The  English Opening is an important part of chess theory and compared to the more frequently played moves 1.e2-e4 or 1.d2-d4 it is just as good. 1.c2-c4 is very flexible and can lead to other openings by transposition of moves. The positions are in the majority of a closed character and contact with the opponent does not happen as quickly as in, say, the open games with 1.e2-e4.


Sicilian Attack: 1.c4 e5

If Black chooses 1. …e7-e5 then what arises is the Sicilian Defence with reversed colours, i.e. the Sicilian Attack. Both sides have a great number of options. White almost always develops the queen’s knight to c3 and fianchettoes the light-squared bishop to g2. The king’s knight often goes to f3 but also to e2. One frequent variation is the English Four Knights Game which arises after the following moves. 2. Nb1-c3 Ng8-f6 3. Ng1-f3 Nb8-c6 White usually continues with 4. g2-g3 and the fianchetto of his light-squared bishop, to which Black can reply 4...d7-d5 or 4...Bf8-b4.

Symmetrical Variation

English Symmetrical Variation: 1.c4 c5

This move is chosen by Black just as often as 1.e7-e5. In principle it can be followed by any conceivable sensible setup for both sides.

English Symmetrical Variation - Open Variation: 1. c4 c5 2.Nf3 Nf6 3.d4

In this variation White intends to open the position in the centre quickly. As a rule Black exchanges pawns and develops the second knight to c6.

English Symmetrical Variation - Main Variation: 1.c4 c5 2.Nf3 Nf6 3.Nc3 36

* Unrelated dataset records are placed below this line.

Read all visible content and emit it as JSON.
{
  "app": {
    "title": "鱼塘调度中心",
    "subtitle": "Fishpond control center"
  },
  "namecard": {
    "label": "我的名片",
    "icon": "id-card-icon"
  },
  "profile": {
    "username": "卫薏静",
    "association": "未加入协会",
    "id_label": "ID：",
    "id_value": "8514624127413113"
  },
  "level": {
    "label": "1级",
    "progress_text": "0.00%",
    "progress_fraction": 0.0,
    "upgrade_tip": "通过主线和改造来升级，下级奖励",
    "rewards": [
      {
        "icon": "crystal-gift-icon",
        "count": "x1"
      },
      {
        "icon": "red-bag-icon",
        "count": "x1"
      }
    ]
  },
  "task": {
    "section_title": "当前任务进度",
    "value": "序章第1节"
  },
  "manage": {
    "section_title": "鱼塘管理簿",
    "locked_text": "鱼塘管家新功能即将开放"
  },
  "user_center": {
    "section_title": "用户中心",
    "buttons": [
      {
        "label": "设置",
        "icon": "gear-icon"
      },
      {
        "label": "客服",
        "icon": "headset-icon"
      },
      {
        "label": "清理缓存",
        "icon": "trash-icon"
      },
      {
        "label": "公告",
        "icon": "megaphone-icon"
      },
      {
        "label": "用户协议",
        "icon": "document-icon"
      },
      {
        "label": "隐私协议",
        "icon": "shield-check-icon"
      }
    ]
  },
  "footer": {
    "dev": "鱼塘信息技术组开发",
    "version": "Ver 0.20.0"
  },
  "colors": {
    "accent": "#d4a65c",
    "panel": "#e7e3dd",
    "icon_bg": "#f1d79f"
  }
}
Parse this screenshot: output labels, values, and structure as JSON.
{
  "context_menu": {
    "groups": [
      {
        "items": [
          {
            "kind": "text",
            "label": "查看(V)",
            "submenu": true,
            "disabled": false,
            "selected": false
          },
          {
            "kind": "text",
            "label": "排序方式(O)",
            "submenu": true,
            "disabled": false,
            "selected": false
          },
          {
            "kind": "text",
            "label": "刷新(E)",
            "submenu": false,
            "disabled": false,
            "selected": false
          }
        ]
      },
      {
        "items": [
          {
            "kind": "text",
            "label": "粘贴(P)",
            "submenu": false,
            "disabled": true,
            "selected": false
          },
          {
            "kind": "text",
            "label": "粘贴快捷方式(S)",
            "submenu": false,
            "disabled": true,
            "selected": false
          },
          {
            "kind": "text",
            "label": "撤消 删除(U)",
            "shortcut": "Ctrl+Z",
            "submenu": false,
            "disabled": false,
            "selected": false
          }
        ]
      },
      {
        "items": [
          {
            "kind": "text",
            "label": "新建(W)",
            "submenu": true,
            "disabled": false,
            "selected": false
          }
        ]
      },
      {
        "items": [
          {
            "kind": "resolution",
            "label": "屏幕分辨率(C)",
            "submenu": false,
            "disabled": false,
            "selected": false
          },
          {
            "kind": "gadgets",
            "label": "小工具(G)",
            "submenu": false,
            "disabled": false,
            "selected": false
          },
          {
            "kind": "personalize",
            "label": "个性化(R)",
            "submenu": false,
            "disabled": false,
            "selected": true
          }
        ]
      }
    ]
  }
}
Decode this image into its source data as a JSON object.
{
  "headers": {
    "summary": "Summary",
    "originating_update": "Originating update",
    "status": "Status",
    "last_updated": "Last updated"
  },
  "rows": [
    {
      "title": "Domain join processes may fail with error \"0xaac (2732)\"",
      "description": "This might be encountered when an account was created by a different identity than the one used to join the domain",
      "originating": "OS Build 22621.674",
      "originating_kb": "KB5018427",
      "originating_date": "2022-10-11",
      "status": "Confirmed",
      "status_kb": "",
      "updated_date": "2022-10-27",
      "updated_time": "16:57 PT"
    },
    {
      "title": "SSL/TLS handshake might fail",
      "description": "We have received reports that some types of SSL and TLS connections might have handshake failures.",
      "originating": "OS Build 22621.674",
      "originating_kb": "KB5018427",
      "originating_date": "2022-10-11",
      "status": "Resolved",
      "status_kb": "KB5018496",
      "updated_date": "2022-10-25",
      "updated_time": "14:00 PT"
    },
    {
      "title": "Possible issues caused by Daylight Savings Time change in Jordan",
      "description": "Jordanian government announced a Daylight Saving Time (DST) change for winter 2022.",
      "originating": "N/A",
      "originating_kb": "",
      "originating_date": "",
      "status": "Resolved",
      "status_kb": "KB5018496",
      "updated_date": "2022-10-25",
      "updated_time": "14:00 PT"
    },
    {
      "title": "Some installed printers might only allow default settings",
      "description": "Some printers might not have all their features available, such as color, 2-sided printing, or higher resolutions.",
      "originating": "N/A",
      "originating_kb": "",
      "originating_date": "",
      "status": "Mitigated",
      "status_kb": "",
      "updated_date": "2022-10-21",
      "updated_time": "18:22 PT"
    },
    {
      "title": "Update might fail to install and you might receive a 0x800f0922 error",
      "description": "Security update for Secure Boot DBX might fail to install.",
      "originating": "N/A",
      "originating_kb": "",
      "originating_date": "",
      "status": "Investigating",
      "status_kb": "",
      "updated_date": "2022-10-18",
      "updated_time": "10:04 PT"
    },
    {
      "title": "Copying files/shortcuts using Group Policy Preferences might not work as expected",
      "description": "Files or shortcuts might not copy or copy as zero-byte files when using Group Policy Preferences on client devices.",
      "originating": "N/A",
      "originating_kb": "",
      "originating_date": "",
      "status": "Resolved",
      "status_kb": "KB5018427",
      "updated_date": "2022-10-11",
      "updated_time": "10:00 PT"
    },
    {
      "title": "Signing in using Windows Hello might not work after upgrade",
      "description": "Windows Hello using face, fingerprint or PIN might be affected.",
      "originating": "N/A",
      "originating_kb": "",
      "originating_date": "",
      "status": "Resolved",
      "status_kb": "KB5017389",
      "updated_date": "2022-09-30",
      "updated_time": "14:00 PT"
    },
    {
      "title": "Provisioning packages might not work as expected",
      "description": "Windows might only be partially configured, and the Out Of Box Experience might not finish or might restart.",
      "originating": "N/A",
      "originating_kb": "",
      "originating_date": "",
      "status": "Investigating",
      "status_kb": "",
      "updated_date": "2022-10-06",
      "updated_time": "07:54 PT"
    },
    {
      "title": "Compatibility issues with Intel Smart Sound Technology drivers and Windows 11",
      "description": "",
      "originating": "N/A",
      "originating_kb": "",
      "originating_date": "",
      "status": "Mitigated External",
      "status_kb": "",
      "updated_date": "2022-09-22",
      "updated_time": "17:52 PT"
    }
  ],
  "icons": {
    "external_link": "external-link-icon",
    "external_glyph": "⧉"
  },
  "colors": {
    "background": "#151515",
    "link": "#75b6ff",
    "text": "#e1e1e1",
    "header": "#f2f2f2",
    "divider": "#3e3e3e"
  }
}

This move order can be considered the man variation. White develops both knights and Black frees the way for his dark-squared bishop. On move 4 White usually chooses 3.g2-g3 intending to fianchetto his light-squared bishop. For his part Black reacts to this setup with the fianchetto of his light-squared bishop to b7 after 4... b7-b6. Another idea for White is 4.d2-d4 with the intention of opening the centre.